BEGIN
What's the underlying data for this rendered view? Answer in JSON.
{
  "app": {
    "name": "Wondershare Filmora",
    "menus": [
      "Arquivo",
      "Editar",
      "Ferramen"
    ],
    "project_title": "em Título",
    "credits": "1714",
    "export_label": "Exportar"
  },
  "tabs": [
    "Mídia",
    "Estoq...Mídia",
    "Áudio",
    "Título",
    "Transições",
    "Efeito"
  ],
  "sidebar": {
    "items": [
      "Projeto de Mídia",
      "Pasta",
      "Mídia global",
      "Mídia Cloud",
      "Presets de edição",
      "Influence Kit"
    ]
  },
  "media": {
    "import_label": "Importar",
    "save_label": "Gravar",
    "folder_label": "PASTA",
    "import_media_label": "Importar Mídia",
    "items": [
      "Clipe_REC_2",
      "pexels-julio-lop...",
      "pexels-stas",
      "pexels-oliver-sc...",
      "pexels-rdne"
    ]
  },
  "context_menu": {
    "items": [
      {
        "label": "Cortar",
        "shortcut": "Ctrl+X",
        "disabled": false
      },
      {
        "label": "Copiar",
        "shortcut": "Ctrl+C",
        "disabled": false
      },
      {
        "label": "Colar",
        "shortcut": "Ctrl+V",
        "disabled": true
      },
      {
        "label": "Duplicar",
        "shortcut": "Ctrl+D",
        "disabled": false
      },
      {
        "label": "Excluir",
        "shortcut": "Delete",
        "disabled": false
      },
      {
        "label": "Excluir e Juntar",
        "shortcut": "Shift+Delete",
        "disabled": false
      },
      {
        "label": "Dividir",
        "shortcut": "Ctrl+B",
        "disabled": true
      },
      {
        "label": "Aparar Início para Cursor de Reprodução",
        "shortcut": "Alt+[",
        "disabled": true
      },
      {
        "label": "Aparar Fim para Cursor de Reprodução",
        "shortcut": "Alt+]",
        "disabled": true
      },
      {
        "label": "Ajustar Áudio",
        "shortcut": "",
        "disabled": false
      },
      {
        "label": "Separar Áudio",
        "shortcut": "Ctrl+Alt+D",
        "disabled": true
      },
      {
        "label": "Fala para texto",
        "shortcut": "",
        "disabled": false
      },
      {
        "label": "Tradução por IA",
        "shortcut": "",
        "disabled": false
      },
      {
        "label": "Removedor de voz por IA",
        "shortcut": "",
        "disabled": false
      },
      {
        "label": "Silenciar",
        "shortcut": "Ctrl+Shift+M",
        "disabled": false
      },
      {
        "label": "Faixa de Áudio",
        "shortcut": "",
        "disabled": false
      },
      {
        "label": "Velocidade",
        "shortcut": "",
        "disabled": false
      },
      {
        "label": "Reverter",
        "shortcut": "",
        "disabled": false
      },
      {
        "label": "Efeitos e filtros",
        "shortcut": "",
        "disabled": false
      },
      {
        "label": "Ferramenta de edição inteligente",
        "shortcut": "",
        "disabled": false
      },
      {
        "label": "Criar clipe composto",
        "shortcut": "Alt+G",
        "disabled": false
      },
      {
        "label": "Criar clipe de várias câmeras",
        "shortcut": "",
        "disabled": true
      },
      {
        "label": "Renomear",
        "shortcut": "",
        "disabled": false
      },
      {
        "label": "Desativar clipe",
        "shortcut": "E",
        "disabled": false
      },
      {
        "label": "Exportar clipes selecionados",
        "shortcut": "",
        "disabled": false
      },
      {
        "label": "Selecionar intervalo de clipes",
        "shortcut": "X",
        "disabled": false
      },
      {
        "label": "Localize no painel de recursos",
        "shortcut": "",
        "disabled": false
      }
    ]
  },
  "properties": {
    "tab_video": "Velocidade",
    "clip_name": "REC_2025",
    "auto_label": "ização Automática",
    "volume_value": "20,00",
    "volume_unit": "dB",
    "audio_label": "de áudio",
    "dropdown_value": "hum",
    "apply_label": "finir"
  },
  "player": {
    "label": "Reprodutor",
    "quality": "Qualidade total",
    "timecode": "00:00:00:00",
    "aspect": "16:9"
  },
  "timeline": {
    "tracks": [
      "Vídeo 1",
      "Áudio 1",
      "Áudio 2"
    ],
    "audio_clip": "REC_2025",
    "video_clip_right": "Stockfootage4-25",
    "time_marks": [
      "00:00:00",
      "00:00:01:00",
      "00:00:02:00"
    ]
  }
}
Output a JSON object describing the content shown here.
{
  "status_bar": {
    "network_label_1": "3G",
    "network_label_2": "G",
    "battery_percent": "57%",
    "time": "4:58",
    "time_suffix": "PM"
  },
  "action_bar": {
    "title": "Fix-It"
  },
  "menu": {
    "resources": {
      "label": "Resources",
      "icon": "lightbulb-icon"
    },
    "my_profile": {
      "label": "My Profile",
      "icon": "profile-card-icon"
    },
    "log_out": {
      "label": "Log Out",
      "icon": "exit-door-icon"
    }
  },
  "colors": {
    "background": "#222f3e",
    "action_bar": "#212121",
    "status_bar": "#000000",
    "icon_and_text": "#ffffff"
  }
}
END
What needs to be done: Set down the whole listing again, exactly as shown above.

Answer box:
What's the underlying data for this rendered view? Answer in JSON.
{
  "app": {
    "name": "Wondershare Filmora",
    "menus": [
      "Arquivo",
      "Editar",
      "Ferramen"
    ],
    "project_title": "em Título",
    "credits": "1714",
    "export_label": "Exportar"
  },
  "tabs": [
    "Mídia",
    "Estoq...Mídia",
    "Áudio",
    "Título",
    "Transições",
    "Efeito"
  ],
  "sidebar": {
    "items": [
      "Projeto de Mídia",
      "Pasta",
      "Mídia global",
      "Mídia Cloud",
      "Presets de edição",
      "Influence Kit"
    ]
  },
  "media": {
    "import_label": "Importar",
    "save_label": "Gravar",
    "folder_label": "PASTA",
    "import_media_label": "Importar Mídia",
    "items": [
      "Clipe_REC_2",
      "pexels-julio-lop...",
      "pexels-stas",
      "pexels-oliver-sc...",
      "pexels-rdne"
    ]
  },
  "context_menu": {
    "items": [
      {
        "label": "Cortar",
        "shortcut": "Ctrl+X",
        "disabled": false
      },
      {
        "label": "Copiar",
        "shortcut": "Ctrl+C",
        "disabled": false
      },
      {
        "label": "Colar",
        "shortcut": "Ctrl+V",
        "disabled": true
      },
      {
        "label": "Duplicar",
        "shortcut": "Ctrl+D",
        "disabled": false
      },
      {
        "label": "Excluir",
        "shortcut": "Delete",
        "disabled": false
      },
      {
        "label": "Excluir e Juntar",
        "shortcut": "Shift+Delete",
        "disabled": false
      },
      {
        "label": "Dividir",
        "shortcut": "Ctrl+B",
        "disabled": true
      },
      {
        "label": "Aparar Início para Cursor de Reprodução",
        "shortcut": "Alt+[",
        "disabled": true
      },
      {
        "label": "Aparar Fim para Cursor de Reprodução",
        "shortcut": "Alt+]",
        "disabled": true
      },
      {
        "label": "Ajustar Áudio",
        "shortcut": "",
        "disabled": false
      },
      {
        "label": "Separar Áudio",
        "shortcut": "Ctrl+Alt+D",
        "disabled": true
      },
      {
        "label": "Fala para texto",
        "shortcut": "",
        "disabled": false
      },
      {
        "label": "Tradução por IA",
        "shortcut": "",
        "disabled": false
      },
      {
        "label": "Removedor de voz por IA",
        "shortcut": "",
        "disabled": false
      },
      {
        "label": "Silenciar",
        "shortcut": "Ctrl+Shift+M",
        "disabled": false
      },
      {
        "label": "Faixa de Áudio",
        "shortcut": "",
        "disabled": false
      },
      {
        "label": "Velocidade",
        "shortcut": "",
        "disabled": false
      },
      {
        "label": "Reverter",
        "shortcut": "",
        "disabled": false
      },
      {
        "label": "Efeitos e filtros",
        "shortcut": "",
        "disabled": false
      },
      {
        "label": "Ferramenta de edição inteligente",
        "shortcut": "",
        "disabled": false
      },
      {
        "label": "Criar clipe composto",
        "shortcut": "Alt+G",
        "disabled": false
      },
      {
        "label": "Criar clipe de várias câmeras",
        "shortcut": "",
        "disabled": true
      },
      {
        "label": "Renomear",
        "shortcut": "",
        "disabled": false
      },
      {
        "label": "Desativar clipe",
        "shortcut": "E",
        "disabled": false
      },
      {
        "label": "Exportar clipes selecionados",
        "shortcut": "",
        "disabled": false
      },
      {
        "label": "Selecionar intervalo de clipes",
        "shortcut": "X",
        "disabled": false
      },
      {
        "label": "Localize no painel de recursos",
        "shortcut": "",
        "disabled": false
      }
    ]
  },
  "properties": {
    "tab_video": "Velocidade",
    "clip_name": "REC_2025",
    "auto_label": "ização Automática",
    "volume_value": "20,00",
    "volume_unit": "dB",
    "audio_label": "de áudio",
    "dropdown_value": "hum",
    "apply_label": "finir"
  },
  "player": {
    "label": "Reprodutor",
    "quality": "Qualidade total",
    "timecode": "00:00:00:00",
    "aspect": "16:9"
  },
  "timeline": {
    "tracks": [
      "Vídeo 1",
      "Áudio 1",
      "Áudio 2"
    ],
    "audio_clip": "REC_2025",
    "video_clip_right": "Stockfootage4-25",
    "time_marks": [
      "00:00:00",
      "00:00:01:00",
      "00:00:02:00"
    ]
  }
}
Output a JSON object describing the content shown here.
{
  "status_bar": {
    "network_label_1": "3G",
    "network_label_2": "G",
    "battery_percent": "57%",
    "time": "4:58",
    "time_suffix": "PM"
  },
  "action_bar": {
    "title": "Fix-It"
  },
  "menu": {
    "resources": {
      "label": "Resources",
      "icon": "lightbulb-icon"
    },
    "my_profile": {
      "label": "My Profile",
      "icon": "profile-card-icon"
    },
    "log_out": {
      "label": "Log Out",
      "icon": "exit-door-icon"
    }
  },
  "colors": {
    "background": "#222f3e",
    "action_bar": "#212121",
    "status_bar": "#000000",
    "icon_and_text": "#ffffff"
  }
}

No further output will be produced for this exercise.